Saturday, April 2, 2011

Monbiot goes nuclear

The environmental campaigner George Monbiot has made his strongest pitch yet for nuclear energy to be an ingredient in the struggle to forestall climate change.

And yes, this does actually follow the Fukushima debacle.

George Monbiot : "Irresponsible"
“Yes, I still loathe the liars who run the nuclear industry” he says. But in a Guardian article (21st March) “Why Fukushima made me stop worrying and love nuclear power” he argues that it’s hugely reassuring that, so far as we know, no-one has yet received a lethal dose of radiation.

This despite the fact that Fukushima is old, has inadequate safety features, was hit by a monster earthquake and a vast tsunami causing multiple malfunctions, a reactor explosion and the beginning of a meltdown.

Yes, yes, yes he says, the disaster exposed a familiar legacy of poor design and corner-cutting ... Yet ... No-one died from it!!.

If the nuclear industry can survive this it can survive anything, he says. Whatever George Monbiot writes is worth reading even if like me you're not convinced by this one. His point against biofuels is especially strong.

Naturally enough, all this brought a heap of criticism on his head. Irresponsible is the politest word used.

His critics say as follows :

#  The nuclear fuel cycle generates around 7 times more carbon emissions than wind power

#  It's very hard to keep military and civil aspects separate

#  Its economics are at best dubious

#  We don't have any idea where the waste will go (except in so-called 'interim' stores alongside the new plants)

#  A focus on nuclear absorbs funding and resources that would be better allocated to the large range of less risky and more sustainable energy options.

#  Some scientists claim that given proper attention to energy efficiency, renewable can supply almost 100% of EU, and also global , electricity, and also possibly, energy, by 2050.

#  We don’t need to face the problems of nuclear energy, so why divert scarce resources to it?

I also recommend this article in the leading science journal Nature (30th March). Colin Macilwain says that reassurances from 'experts' on the safety of nuclear power don't wash.  Nuclear experts have popped up in the media to 'inform' the public about the crisis, and the collective impression has been unconvincing, defensive, selective, and condescending.

Monday, March 28, 2011

I talk to Dublin Libyans who praise bombing

In Dublin on the 26th and happened across a small demonstration by Libyans against Gaddafi.  No camera sadly. Although in truth I might have felt a bit uncomfortable taking a photo, they may have thought I was a spy!  It was an amateurish affair, homemade placards, no leaflets to hand out, and so far as I can tell they never thought to inform the press because surely there would have been a story and pictures in the Sunday papers had they done so. But they did have loudhailers and made a decent noise considering there were only about 40 of them. “1,2,3,4 this is not a civil war … 5,6,7,8 no more war no more hate”.  “One solution revolution” was another favourite.  Then there were down with Gaddafi slogans and all interspersed with a few speeches.  Most of the demonstrators aged between 20 and 45, some of the women in headaches, some not.  On the whole, they were vigorously in support of the UN bombing campaign.  One speaker said : Lets not enquire into their motives, they are saving lives and they are saving the revolution.
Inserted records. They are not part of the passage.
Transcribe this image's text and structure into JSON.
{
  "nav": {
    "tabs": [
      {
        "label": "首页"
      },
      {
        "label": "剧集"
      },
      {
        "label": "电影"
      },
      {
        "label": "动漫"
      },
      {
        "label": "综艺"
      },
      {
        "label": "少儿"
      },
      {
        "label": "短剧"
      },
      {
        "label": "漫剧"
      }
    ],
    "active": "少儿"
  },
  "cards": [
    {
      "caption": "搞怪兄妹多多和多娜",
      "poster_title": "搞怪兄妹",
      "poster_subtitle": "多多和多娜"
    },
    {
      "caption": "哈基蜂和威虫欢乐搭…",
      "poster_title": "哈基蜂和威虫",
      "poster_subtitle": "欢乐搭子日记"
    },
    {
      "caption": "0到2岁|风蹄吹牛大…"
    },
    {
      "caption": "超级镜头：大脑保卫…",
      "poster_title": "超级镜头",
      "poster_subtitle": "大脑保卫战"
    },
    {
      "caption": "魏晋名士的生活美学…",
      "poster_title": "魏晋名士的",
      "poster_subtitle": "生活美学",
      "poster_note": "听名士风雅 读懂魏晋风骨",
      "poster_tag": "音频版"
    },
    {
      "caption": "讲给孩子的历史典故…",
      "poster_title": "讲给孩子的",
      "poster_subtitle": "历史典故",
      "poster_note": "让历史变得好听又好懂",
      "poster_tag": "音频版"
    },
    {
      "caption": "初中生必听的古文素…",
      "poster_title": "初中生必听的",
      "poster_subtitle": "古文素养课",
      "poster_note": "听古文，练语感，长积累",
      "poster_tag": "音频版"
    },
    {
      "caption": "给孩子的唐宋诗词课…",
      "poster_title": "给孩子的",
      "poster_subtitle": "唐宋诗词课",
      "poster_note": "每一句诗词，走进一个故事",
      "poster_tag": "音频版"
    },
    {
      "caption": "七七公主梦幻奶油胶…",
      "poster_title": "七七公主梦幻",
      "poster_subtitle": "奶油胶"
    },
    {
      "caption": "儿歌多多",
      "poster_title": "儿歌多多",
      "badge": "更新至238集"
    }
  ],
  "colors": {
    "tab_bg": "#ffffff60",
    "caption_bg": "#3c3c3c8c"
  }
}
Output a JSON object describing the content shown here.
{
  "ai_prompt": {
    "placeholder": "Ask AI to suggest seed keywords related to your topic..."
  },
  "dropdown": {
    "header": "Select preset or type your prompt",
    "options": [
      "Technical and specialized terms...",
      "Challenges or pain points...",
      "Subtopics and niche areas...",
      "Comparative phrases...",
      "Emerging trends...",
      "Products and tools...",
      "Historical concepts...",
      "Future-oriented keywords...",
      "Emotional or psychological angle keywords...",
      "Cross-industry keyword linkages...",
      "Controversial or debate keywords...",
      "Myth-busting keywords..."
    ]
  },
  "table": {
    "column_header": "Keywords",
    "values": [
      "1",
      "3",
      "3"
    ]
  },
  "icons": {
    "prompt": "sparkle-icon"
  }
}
I spoke to two of the men at different times, one of whom was called Ali. I asked who had organised the demo, both gave the same answer, no-one.  I asked Ali who was in charge, he indicated another man who was called Saharwi, to whom I gave a €10 note.  Saharwi seemed bemused and asked what it was for, I said to help organise things and gave a vague expansive gesture.

A Socialist Worker activist was present. Inevitably. He was invited to the microphone and got a polite hearing for his reasons for not supporting the bombing.  These were itemised on a leaflet he gave me.  There were 12 of them, and I agreed with them all. There was only one reason to set against the 12, and that is that the Libyans really want that bombing. They believe it’s saving their compatriots’ lives.  Not unanimous however. One of the men I asked about the bombing jerked his thumb at two of his fellows who were conducting an animated discussion in Arabic, and he said you see those two, they are arguing about it.  I wish now I had asked them to outline their reasons in English but at the time I decided it was best to leave them at it.   
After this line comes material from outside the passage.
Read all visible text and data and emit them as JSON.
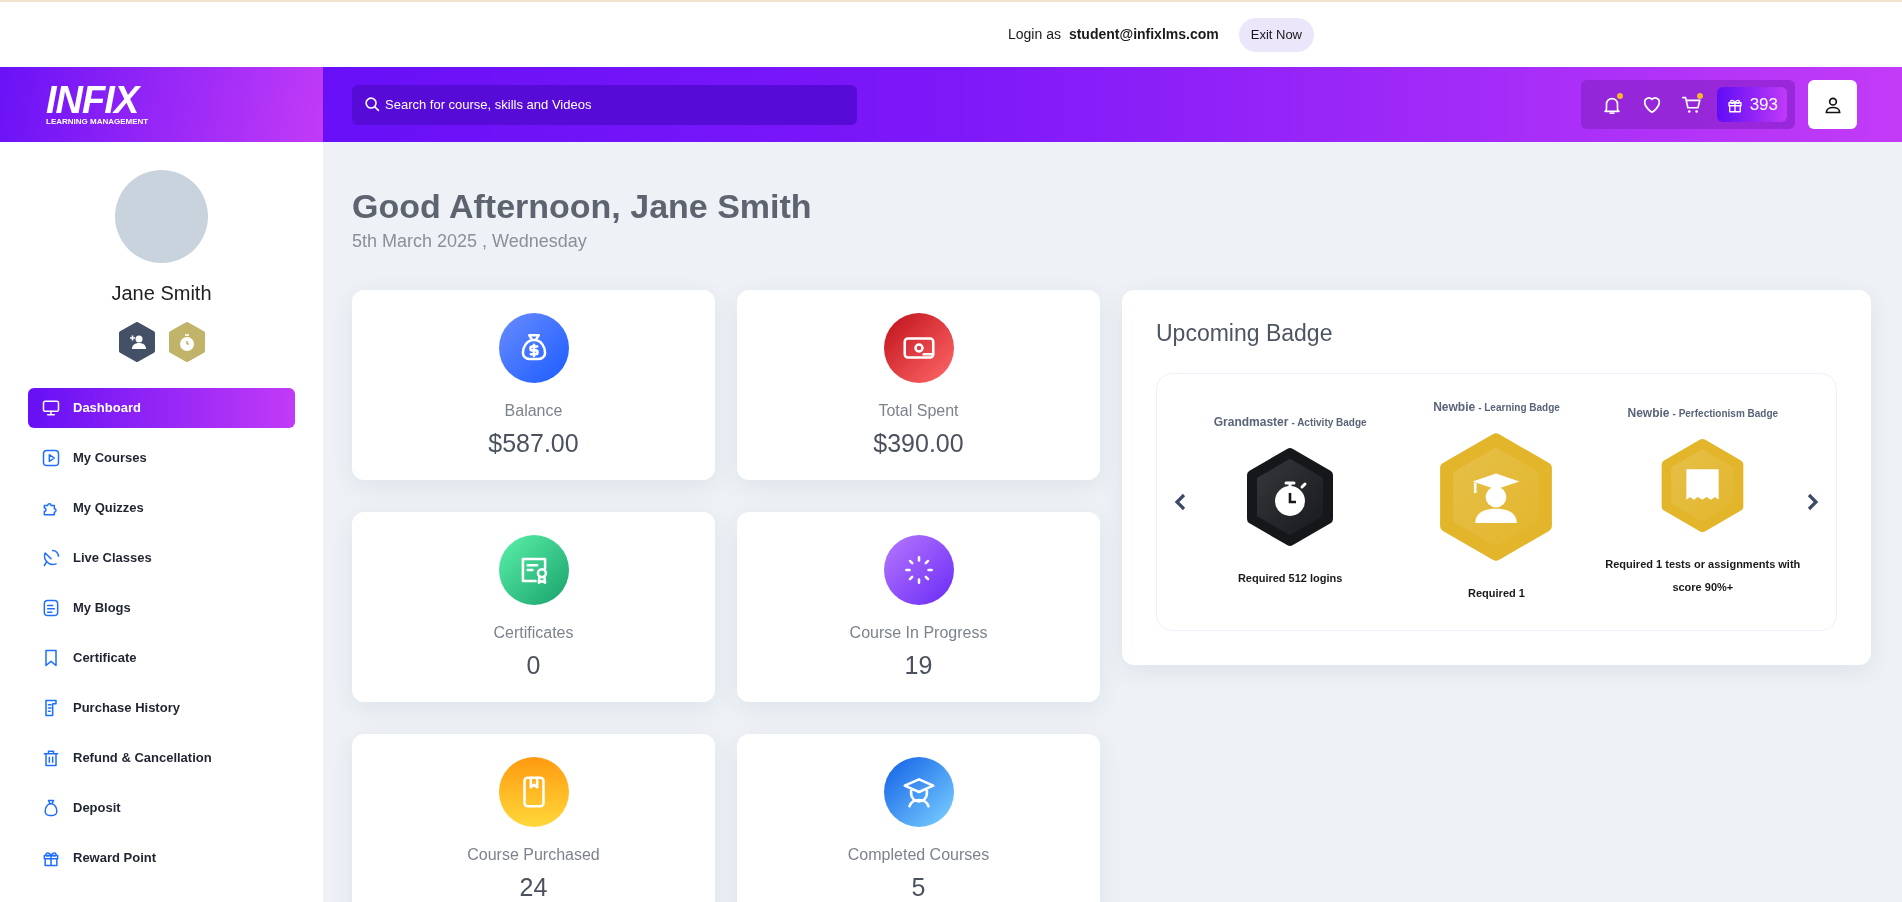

I asked what sort of revolution they were shouting for?  Was there a programme I wondered?  I realise now that was a silly question.  We want rid of Gaddafi, Ali said, we want democracy.  I asked about the Muslim Brotherhood, would they prosper if an election were held?  No Ali didn’t think so. It wasn’t easy talking as there was so much noise from the chanting. There surely can't be a huge number of Libyans in Dublin, and if I'm right on that, then the turnout must have been a very high proportion of the whole. I asked Ali if any of them had arrived recently from Libya, he said no they all live and work here and he gave me the name of a company in Dublin he worked for.

This was a Facebook demo, as I've found out, see this Indymedia page